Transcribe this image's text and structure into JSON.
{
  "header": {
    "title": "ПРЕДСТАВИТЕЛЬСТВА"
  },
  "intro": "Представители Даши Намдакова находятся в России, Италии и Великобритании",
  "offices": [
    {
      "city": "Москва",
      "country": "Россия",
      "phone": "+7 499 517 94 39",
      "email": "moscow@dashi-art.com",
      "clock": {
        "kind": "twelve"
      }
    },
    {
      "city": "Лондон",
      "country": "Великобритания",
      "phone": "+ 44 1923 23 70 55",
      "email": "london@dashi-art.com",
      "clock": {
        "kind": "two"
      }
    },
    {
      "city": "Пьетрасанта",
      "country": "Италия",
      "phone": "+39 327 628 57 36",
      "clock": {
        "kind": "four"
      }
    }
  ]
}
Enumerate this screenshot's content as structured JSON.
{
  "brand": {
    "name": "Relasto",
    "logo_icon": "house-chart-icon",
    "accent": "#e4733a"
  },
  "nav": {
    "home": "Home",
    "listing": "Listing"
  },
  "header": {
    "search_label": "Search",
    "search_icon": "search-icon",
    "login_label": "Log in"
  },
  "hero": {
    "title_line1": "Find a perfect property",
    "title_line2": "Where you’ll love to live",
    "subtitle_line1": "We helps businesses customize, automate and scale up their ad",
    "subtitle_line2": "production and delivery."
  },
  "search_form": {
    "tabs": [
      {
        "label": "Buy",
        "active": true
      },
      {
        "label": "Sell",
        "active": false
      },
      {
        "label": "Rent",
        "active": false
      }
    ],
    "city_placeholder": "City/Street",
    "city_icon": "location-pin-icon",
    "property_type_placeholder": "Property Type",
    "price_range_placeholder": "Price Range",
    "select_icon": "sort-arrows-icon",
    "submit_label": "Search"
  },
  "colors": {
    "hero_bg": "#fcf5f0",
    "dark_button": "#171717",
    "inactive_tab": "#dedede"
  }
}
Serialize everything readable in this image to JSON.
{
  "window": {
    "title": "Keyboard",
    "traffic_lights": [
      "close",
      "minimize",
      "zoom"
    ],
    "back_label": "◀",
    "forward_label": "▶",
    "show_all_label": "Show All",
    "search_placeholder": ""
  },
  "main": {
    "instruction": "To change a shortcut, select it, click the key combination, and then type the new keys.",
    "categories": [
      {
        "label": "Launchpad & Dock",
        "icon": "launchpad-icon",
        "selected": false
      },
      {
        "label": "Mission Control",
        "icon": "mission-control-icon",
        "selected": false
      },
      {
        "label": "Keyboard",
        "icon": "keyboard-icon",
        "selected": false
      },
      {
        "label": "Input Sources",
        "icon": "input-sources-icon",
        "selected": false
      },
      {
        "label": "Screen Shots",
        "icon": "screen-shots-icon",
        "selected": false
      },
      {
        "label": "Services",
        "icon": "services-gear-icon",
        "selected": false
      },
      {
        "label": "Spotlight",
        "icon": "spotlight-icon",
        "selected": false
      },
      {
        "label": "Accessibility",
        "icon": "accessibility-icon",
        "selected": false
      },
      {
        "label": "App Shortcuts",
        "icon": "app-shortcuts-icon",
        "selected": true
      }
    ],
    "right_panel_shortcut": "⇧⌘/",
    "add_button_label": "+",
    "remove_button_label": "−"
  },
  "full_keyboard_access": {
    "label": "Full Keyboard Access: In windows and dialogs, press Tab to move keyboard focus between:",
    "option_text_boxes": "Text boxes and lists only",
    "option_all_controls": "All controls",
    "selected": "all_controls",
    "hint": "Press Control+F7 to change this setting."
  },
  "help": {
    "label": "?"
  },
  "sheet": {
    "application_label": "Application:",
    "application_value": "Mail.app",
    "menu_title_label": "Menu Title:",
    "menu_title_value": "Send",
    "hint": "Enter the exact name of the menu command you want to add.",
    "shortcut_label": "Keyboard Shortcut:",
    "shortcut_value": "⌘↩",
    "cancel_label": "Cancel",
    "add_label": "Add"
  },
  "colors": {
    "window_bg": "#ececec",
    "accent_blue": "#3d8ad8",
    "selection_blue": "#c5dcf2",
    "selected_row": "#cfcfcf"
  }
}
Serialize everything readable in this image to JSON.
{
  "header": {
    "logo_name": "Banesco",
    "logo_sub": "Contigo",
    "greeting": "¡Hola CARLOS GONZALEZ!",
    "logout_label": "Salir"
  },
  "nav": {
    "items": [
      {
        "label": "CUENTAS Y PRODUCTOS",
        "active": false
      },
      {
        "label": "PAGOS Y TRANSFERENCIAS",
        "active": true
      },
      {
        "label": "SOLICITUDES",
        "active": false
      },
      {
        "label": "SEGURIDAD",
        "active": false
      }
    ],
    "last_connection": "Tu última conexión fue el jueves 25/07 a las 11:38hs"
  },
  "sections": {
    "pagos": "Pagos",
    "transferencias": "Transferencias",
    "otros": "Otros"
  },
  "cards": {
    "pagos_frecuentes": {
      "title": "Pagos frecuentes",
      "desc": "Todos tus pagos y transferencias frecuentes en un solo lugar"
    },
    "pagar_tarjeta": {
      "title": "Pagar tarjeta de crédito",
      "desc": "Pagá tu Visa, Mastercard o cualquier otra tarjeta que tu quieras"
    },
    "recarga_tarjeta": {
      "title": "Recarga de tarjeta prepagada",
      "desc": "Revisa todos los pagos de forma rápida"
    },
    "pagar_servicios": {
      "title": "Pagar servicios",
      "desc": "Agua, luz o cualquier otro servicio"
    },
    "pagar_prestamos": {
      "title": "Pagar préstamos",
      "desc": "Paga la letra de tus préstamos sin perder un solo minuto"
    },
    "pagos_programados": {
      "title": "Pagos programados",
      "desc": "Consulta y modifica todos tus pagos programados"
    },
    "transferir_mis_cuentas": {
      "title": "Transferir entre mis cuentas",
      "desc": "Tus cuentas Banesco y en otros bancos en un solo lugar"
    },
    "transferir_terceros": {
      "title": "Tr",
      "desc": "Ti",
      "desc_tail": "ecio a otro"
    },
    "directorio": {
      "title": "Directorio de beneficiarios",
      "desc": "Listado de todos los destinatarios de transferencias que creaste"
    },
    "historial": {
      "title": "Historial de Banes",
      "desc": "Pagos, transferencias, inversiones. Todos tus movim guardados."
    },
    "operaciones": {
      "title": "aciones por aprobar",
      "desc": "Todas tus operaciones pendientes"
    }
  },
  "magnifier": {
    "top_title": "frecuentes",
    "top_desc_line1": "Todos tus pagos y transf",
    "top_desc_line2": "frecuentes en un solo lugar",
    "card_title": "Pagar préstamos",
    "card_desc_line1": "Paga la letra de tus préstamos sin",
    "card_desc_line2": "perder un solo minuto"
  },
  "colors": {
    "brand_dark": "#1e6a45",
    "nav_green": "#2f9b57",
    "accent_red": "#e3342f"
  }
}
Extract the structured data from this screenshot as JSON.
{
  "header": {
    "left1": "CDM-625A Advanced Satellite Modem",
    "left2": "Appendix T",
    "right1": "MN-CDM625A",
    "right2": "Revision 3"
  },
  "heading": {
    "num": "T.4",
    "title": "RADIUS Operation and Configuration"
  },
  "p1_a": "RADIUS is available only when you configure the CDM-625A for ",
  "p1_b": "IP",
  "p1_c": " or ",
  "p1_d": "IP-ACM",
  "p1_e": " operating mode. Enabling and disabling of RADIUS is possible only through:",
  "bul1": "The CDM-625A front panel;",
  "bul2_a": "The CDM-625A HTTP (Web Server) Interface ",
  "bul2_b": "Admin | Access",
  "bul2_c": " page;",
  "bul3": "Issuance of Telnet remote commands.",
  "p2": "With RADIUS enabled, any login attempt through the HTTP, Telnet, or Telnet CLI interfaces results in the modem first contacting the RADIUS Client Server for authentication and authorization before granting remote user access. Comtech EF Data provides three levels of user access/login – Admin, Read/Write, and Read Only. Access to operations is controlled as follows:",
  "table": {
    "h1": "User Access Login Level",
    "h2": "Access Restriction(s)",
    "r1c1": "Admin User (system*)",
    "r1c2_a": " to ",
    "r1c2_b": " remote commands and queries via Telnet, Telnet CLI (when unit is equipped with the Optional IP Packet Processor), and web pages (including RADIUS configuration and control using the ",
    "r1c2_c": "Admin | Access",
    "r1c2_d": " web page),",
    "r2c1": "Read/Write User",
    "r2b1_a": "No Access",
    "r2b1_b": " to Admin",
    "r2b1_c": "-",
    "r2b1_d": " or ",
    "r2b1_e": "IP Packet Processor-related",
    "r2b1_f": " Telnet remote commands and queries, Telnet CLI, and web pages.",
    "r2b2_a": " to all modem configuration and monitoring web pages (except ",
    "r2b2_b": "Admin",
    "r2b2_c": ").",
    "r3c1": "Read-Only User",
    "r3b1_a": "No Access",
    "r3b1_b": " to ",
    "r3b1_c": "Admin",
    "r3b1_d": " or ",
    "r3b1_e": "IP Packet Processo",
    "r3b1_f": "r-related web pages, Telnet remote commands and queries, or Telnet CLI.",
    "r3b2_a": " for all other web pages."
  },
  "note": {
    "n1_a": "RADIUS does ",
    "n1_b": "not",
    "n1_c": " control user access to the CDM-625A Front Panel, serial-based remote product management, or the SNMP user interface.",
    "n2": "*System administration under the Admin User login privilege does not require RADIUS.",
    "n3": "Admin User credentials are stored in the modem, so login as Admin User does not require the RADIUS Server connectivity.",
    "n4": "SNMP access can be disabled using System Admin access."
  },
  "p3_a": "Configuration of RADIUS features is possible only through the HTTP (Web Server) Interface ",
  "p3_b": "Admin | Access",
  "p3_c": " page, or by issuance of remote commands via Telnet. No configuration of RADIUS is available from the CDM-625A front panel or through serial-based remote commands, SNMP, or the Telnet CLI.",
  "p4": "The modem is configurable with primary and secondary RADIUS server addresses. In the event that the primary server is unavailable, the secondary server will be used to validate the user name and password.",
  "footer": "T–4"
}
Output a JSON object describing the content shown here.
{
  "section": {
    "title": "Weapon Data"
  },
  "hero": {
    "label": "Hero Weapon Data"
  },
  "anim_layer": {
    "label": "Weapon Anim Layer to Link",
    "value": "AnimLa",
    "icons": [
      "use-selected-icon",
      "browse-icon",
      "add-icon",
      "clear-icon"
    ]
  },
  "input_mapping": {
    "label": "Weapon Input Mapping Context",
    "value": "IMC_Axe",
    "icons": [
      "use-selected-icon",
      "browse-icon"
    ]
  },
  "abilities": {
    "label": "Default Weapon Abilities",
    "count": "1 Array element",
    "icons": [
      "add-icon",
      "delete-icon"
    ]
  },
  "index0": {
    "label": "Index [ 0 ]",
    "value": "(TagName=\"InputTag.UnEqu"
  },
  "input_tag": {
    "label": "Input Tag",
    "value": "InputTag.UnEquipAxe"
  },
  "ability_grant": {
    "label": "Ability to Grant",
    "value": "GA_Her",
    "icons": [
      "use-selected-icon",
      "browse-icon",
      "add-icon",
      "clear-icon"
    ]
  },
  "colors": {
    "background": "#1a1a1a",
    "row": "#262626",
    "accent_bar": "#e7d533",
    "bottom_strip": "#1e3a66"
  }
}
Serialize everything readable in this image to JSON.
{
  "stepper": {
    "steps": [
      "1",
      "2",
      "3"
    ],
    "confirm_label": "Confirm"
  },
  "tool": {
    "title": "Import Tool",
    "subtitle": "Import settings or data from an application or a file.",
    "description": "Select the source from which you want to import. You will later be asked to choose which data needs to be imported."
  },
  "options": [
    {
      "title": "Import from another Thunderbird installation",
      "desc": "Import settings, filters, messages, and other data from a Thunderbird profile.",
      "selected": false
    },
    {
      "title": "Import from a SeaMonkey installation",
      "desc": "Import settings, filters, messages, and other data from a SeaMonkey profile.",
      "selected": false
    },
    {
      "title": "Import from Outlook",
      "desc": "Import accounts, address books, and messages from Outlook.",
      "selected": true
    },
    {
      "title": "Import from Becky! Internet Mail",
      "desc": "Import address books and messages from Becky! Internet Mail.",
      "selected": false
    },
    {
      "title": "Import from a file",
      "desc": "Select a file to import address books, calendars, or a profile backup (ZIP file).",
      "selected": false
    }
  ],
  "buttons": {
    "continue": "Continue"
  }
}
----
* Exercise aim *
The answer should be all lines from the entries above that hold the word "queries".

* Output for this task *
    "r1c2_b": " remote commands and queries via Telnet, Telnet CLI (when unit is equipped with the Optional IP Packet Processor), and web pages (including RADIUS configuration and control using the ",
    "r2b1_f": " Telnet remote commands and queries, Telnet CLI, and web pages.",
    "r3b1_f": "r-related web pages, Telnet remote commands and queries, or Telnet CLI.",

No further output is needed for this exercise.